> [Problem statement]
Filter the entries for the word "indexable". Copy each line in which it occurs.

> [Source material]
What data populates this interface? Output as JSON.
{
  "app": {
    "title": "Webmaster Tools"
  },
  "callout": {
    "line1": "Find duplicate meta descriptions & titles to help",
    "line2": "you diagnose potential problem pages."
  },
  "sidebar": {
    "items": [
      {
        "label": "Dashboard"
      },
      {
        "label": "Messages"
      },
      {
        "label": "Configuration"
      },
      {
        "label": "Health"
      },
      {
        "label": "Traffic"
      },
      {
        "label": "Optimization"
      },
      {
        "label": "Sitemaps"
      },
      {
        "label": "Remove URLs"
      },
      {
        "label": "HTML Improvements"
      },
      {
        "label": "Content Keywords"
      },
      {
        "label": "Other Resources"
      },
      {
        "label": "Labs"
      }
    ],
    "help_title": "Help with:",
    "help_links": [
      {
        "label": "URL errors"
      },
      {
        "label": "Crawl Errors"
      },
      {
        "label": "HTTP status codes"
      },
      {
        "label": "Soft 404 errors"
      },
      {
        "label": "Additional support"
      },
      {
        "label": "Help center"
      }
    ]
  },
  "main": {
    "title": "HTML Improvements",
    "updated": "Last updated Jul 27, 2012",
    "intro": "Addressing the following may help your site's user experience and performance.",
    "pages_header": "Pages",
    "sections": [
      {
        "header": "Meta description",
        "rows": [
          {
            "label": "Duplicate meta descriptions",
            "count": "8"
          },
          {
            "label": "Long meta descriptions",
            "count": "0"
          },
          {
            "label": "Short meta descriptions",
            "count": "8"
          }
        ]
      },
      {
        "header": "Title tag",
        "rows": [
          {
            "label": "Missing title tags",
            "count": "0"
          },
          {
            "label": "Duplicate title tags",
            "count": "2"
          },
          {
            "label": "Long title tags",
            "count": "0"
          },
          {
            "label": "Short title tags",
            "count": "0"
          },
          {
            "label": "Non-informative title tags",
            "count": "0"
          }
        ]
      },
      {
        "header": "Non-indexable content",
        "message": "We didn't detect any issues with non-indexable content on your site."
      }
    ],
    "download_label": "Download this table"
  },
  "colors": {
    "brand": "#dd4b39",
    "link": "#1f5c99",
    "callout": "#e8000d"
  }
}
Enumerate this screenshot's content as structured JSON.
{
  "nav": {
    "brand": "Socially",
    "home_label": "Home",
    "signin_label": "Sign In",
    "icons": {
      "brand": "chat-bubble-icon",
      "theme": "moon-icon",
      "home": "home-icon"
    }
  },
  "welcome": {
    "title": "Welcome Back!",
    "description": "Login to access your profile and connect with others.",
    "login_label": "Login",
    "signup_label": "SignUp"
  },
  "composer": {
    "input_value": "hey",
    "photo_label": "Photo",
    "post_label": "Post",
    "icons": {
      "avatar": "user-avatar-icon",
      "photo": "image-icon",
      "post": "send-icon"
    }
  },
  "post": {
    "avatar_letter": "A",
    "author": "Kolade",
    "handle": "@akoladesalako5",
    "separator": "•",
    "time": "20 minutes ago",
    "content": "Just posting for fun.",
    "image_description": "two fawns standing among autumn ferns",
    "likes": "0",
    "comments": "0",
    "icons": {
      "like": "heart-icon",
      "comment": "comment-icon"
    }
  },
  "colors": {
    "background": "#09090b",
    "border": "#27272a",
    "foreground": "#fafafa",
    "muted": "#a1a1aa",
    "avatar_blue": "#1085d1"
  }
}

> [Reply]
        "header": "Non-indexable content",
        "message": "We didn't detect any issues with non-indexable content on your site."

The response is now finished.